Science can never understand the world because when it looks at it what it sees is a reflection of its own way of looking. The information it gleans from the world can't go beyond the limitations of its reason based approach because all that approach can uncover is the part of life that is open to it. Higher levels of existence that are not accessible to reason and sensory observation simply can't be detected. So it is not that science sees what it wants to see but what it sees is all it can see because what is observed is determined by what is observing and how it observes. A fly sees the world according to the limitations of its mind and so does a scientist. The difference, and it is an important one, is that the fly can't help it but the modern scientist imposes these limitations on himself because he denies a faculty higher than reason. Now, reason is certainly not a false faculty. It is God given, but when it is taken as man's highest faculty and its existence is used to reject higher spiritual principles then the servant has become master and reason becomes a tyrant that insists the world is seen according to its own limitations.

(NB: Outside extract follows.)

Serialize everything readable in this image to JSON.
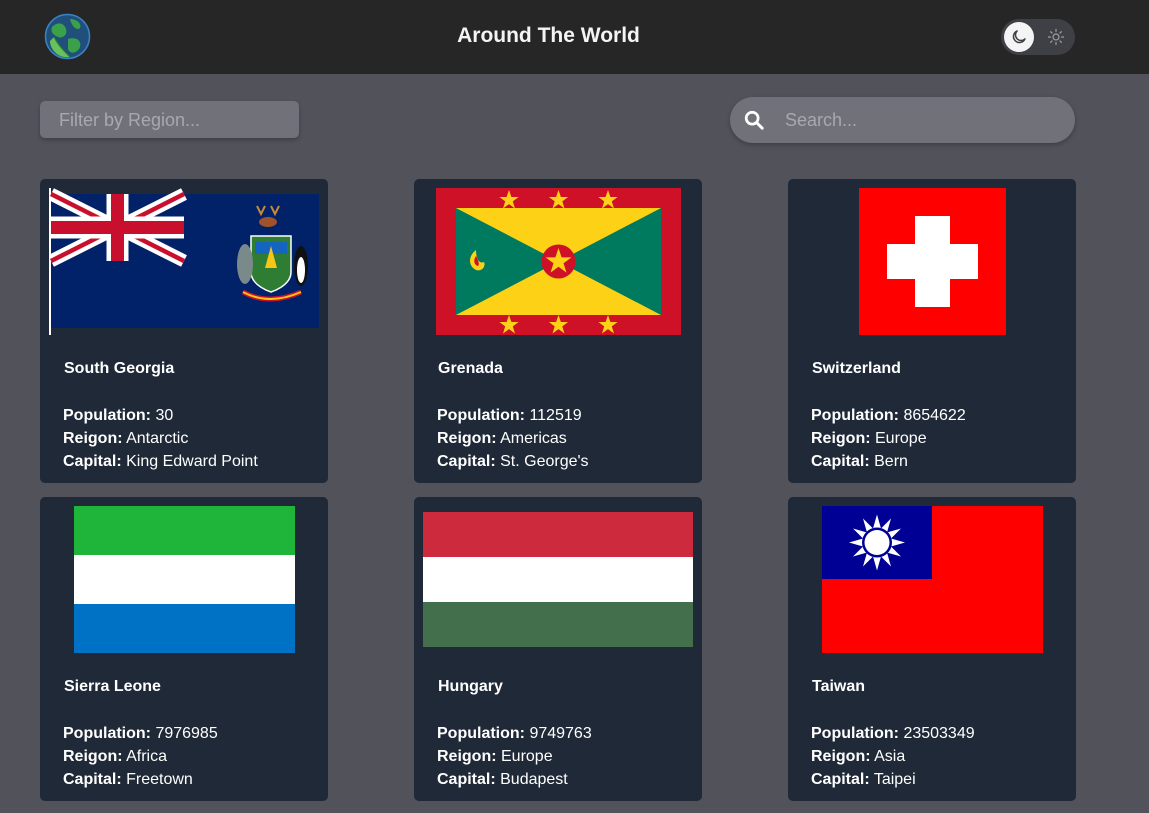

If we note how modern science started we can see the near inevitability of its descent into spiritual ignorance. For nature to be regarded solely as an object of study and exploitation it was separated from its roots in the spiritual world, a world not open to investigation by the new methods. As time passed and the new approach proved highly successful in material terms it came to be seen as the only way in which the world could be understood despite the protestations of people like William Blake and writers and artists associated with the Romantic movement of the late 18th and early 19th centuries. When science through Darwinism came up with its own creation myth its triumph was assured, and we now live with the spiritually disastrous results of that. Even much spirituality nowadays, such as it is, has to accord with science if it is to be accepted as realistic, the very opposite of what should be the case.
Anyone taking the line I have here will inevitably be asked if (for example) he uses computers or avails himself of the advantages of modern medicine. In other words, if he uses some of the many benefits that science has brought. If the answer is yes, he will be charged with hypocrisy. However it's not that simple. We all live in the 21st century and, unless we take to the woods and become hermits, we have to do so. No one disputes that modern science has brought many material benefits. It would never have made the inroads it has if it had not done so, but the point is it has brought them at immense spiritual cost. If we live in the modern world then we more or less have to use the products of science, and we can legitimately do so though I would suggest we should do so to a limited degree if we wish to avoid being contaminated by the mindset behind them. For it is not science that is bad but the mindset behind it, though I admit it can be hard to disentangle the two especially when the products of science reinforce the idea of man as a machine.
And so I say that, while science has brought some good things on the material level (it has brought many bad and unholy things too), these don't begin to compensate for the spiritual destruction it has wrought. But I would also add that it is not science per se that I am attacking here but a science not pursued in the light of the reality of God and the hierarchical supremacy of revelation and spiritual insight to unsupported reason. If science acknowledged that there are truths, deeper foundational truths, beyond its reach then it might begin to acquire a wisdom it currently lacks and which we so desperately need. If it pursued knowledge not for its own sake or even humanity's sake but for a fuller revelation of God then it might start to discover something really worthwhile.